How to complete this task :: Copy each line of the entries below that contains the string "badge".

#### Recorded information ####

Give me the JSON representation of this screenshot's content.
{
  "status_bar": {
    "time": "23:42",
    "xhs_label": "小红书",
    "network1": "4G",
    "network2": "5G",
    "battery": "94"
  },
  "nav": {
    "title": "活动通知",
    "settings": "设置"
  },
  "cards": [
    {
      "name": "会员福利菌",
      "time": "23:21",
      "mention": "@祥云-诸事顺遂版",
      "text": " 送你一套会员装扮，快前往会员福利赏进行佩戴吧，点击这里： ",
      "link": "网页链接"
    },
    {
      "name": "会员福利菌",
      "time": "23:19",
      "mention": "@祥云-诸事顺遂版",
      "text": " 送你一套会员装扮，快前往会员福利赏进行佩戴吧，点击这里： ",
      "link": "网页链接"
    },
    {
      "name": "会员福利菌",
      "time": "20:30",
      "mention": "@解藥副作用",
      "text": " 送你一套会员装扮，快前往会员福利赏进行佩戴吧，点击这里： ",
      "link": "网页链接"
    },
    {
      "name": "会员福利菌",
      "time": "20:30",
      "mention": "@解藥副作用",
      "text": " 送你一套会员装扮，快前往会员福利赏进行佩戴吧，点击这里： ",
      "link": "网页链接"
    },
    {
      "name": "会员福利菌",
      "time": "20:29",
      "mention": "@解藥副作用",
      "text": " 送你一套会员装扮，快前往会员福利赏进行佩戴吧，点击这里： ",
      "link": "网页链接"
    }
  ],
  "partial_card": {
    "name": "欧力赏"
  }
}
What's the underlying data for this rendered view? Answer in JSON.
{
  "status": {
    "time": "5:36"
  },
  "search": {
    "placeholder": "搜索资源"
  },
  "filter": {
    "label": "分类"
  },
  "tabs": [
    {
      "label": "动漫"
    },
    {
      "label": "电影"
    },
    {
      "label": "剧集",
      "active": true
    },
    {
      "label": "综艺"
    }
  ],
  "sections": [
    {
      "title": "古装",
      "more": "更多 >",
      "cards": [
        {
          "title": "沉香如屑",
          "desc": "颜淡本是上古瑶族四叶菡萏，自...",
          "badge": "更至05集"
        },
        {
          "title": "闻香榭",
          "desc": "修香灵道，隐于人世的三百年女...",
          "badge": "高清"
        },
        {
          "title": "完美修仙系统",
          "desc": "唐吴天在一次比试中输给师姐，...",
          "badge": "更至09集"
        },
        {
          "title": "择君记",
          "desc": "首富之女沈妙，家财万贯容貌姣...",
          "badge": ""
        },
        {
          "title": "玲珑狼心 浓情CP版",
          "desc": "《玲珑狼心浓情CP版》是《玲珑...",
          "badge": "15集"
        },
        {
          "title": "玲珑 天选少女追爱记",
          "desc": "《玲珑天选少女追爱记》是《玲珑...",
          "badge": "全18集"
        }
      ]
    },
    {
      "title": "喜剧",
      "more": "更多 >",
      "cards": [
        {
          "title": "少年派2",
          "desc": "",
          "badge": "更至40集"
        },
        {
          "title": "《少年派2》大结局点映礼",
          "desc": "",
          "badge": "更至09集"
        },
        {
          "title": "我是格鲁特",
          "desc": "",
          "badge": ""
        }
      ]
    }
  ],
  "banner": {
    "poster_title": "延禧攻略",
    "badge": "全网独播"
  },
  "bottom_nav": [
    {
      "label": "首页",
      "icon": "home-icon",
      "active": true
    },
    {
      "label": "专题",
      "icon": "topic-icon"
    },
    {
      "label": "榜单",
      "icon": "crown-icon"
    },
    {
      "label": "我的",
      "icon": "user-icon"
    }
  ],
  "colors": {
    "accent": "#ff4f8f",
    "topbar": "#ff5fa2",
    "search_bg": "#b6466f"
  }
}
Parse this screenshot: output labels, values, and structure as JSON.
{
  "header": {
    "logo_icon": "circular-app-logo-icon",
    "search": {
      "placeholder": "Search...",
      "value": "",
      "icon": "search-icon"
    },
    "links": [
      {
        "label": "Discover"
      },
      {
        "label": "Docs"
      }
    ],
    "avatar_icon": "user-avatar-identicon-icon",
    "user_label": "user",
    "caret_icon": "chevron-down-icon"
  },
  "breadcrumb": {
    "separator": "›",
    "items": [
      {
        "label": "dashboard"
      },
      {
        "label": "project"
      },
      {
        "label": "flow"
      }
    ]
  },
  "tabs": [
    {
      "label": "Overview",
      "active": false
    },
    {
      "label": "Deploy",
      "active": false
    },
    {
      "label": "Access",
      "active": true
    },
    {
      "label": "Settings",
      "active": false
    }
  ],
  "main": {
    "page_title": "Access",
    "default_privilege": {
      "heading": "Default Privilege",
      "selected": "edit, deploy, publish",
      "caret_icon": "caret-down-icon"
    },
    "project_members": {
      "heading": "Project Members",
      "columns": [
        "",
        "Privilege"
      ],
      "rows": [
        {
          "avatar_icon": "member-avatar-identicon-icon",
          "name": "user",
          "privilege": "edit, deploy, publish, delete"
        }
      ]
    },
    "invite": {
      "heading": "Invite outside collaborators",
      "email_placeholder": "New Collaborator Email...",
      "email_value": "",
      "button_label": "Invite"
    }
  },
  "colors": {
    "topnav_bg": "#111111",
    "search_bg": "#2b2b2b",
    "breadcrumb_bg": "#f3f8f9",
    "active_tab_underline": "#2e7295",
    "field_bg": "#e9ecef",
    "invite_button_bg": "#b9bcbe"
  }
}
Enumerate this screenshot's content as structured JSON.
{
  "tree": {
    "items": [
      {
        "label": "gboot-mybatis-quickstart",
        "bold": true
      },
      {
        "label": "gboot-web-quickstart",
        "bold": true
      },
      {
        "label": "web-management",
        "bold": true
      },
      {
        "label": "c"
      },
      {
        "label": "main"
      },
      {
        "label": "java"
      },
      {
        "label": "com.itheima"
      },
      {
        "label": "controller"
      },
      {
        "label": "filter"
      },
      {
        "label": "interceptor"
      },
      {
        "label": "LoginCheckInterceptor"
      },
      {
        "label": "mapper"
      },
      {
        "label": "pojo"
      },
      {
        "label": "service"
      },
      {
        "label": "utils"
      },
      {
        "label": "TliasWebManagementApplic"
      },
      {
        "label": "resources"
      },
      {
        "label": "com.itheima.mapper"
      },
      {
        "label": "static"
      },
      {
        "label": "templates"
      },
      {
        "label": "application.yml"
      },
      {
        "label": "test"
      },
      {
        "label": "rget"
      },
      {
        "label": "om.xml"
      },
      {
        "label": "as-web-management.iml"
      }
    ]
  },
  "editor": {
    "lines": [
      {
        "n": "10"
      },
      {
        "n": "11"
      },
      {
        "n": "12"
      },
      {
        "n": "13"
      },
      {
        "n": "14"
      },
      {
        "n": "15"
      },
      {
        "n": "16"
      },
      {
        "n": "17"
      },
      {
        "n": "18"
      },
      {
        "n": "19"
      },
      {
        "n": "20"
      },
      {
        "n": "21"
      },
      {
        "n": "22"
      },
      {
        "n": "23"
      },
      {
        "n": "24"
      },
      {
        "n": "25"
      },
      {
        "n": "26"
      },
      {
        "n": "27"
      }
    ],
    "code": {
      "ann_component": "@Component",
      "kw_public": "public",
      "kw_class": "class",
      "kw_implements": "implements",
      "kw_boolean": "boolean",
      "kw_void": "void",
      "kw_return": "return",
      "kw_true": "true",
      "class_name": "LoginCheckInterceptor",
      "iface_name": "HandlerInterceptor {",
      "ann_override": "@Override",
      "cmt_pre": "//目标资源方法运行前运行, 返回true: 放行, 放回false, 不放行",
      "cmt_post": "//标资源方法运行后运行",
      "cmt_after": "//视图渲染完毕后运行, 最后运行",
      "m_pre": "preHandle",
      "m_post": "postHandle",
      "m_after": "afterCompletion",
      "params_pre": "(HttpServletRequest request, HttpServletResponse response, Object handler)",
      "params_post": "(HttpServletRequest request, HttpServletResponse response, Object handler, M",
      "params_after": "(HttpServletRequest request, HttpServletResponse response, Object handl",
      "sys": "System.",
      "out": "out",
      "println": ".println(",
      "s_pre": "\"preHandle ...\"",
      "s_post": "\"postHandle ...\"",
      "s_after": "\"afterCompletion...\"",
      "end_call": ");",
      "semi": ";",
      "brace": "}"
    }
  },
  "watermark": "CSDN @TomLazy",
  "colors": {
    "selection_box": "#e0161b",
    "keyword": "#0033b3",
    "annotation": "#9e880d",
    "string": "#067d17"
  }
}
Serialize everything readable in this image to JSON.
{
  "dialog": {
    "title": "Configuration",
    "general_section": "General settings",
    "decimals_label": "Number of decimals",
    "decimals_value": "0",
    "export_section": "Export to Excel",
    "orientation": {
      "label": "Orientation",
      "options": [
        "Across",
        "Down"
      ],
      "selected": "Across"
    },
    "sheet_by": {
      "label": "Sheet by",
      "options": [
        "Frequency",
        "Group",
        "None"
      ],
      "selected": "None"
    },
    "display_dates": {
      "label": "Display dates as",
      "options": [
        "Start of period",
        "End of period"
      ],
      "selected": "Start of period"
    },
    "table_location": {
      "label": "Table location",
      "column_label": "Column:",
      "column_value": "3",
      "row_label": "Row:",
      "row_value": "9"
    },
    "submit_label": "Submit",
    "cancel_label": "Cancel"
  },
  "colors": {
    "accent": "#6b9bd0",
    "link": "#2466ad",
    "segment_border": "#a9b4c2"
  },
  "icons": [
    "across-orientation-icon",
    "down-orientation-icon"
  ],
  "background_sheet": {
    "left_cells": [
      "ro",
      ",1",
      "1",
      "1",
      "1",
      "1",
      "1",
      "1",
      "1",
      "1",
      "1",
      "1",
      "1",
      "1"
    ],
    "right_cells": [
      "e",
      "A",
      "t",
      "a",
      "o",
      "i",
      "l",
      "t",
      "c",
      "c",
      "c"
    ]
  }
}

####

Response for this exercise ::
          "badge": "更至05集"
          "badge": "高清"
          "badge": "更至09集"
          "badge": ""
          "badge": "15集"
          "badge": "全18集"
          "badge": "更至40集"
          "badge": "更至09集"
          "badge": ""
    "badge": "全网独播"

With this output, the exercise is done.